In an attempt to cheer up Melinda, Lefty suggests to Adolph that he take her to dinner and present her to Ferndel as the potential new star of his show. Ferndel is impressed by Melinda's performance, and as a reward, Adolph decides to buy Melinda a fur coat. Tom happens to see him in the fur shop, and Adolphe has to beg him to keep it a secret. The fur arrives at the house and Gloria is horrified, as she believes Adolphe's intentions are far from fatherly. Melinda, upset by the insinuations, insists on returning the coat, and informs Lefty and Gloria that they will both have parts in the musical.
Before the coat is returned, however, Mrs. Hubbell finds it and believes that it is a surprise for her. She wears it that night to a charity ball where Melinda sees her and candidly remarks to Tom that the coat had originally been meant for her. Tom misinterprets her statements, and the two quarrel bitterly. Although Jessica has been released from the hospital, she fears Melinda's reaction to her present state and refuses to meet with her.
Right before the show opens, Mrs. Hubbell learns the truth about the fur, and names Melinda in a divorce suit against Mr. Hubbell. Tom offers to "forgive" the shocked Melinda, and she realizes that he, too, thought she was romantically involved with Adolph. Shortly afterward, an aggressive reporter recognizes Jessica's picture and tells Melinda the truth about her mother. Completely shattered, Melinda decides to return to England and begs Lefty to pay for her ticket. Gloria and Lefty meet Melinda at the ship and escort her to a stateroom where Jessica is waiting. Mother and daughter are tearfully reunited, and Lefty informs them that Mrs. Hubbell now knows that there was nothing between Melinda and Adolph. They all leave together for the theater, where opening night is a success, and Tom and Melinda are free to pursue their romance.
- Doris Day - Melinda Howard
- Gene Nelson - Tom Farnham
- S.Z. Sakall - Adolph Hubbell
- Billy De Wolfe - Lefty Mack
- Gladys George - Jessica Howard

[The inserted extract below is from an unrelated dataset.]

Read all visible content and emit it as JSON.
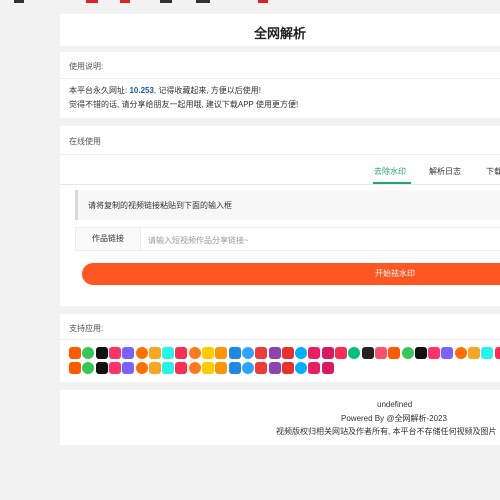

- Florence Bates - Mrs. Anna Hubbell
- Anne Triola - Gloria Davis
- Lullaby of Broadway - Doris Day
- You're Getting to Be a Habit with Me - Doris Day
- music and lyrics by Harry Warren and Al Dubin
- Just One of Those Things - Doris Day
- music and lyrics by Cole Porter
- Somebody Loves Me - Doris Day and Gene Nelson (dubbed by Hal Derwin)
- I Love the Way You Say Goodnight - Doris Day and Gene Nelson (dubbed by Hal Derwin)
- Please Don't Talk About Me When I'm Gone - Gladys George
- In a Shanty in Old Shanty Town - Gladys George
- Zing! Went the Strings of My Heart - Gene Nelson (dubbed by Hal Derwin)
- music and lyrics by James F. Hanley
- You're Dependable - Billy De Wolfe and Anne Triola
- music and lyrics by Sy Miller and Jerry Seelen
- We'd Like to Go on a Trip - Billy De Wolfe and Anne Triola
- music and lyrics by Sy Miller and Jerry Seelen
According to Warner Bros records the film earned $2,102,000 domestically and $983,000 foreign.
- Warner Bros financial information in The William Shaefer Ledger. See Appendix 1, Historical Journal of Film, Radio and Television, (1995) 15:sup1, 1-31 p 31 DOI: 10.1080/01439689508604551
- 'The Top Box Office Hits of 1951', Variety, January 2, 1952